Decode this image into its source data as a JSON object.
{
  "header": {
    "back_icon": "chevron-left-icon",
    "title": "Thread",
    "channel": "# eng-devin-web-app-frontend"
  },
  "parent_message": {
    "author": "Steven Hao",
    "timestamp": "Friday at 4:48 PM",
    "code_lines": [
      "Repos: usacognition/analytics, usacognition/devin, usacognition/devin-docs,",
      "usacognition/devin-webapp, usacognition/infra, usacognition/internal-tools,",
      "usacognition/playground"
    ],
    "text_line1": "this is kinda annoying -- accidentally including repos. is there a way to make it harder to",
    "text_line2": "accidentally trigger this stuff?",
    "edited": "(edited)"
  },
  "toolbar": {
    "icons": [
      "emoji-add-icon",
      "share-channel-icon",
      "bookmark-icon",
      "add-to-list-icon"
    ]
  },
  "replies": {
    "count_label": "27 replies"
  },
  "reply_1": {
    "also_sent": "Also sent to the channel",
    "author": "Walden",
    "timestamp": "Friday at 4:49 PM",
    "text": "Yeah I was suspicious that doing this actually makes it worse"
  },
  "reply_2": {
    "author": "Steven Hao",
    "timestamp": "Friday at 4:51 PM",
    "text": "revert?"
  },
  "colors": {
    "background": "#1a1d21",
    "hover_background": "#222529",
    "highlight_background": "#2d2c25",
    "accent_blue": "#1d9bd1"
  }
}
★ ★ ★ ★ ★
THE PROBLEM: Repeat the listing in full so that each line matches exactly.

SOLUTION TO THIS EXERCISE:
Decode this image into its source data as a JSON object.
{
  "header": {
    "back_icon": "chevron-left-icon",
    "title": "Thread",
    "channel": "# eng-devin-web-app-frontend"
  },
  "parent_message": {
    "author": "Steven Hao",
    "timestamp": "Friday at 4:48 PM",
    "code_lines": [
      "Repos: usacognition/analytics, usacognition/devin, usacognition/devin-docs,",
      "usacognition/devin-webapp, usacognition/infra, usacognition/internal-tools,",
      "usacognition/playground"
    ],
    "text_line1": "this is kinda annoying -- accidentally including repos. is there a way to make it harder to",
    "text_line2": "accidentally trigger this stuff?",
    "edited": "(edited)"
  },
  "toolbar": {
    "icons": [
      "emoji-add-icon",
      "share-channel-icon",
      "bookmark-icon",
      "add-to-list-icon"
    ]
  },
  "replies": {
    "count_label": "27 replies"
  },
  "reply_1": {
    "also_sent": "Also sent to the channel",
    "author": "Walden",
    "timestamp": "Friday at 4:49 PM",
    "text": "Yeah I was suspicious that doing this actually makes it worse"
  },
  "reply_2": {
    "author": "Steven Hao",
    "timestamp": "Friday at 4:51 PM",
    "text": "revert?"
  },
  "colors": {
    "background": "#1a1d21",
    "hover_background": "#222529",
    "highlight_background": "#2d2c25",
    "accent_blue": "#1d9bd1"
  }
}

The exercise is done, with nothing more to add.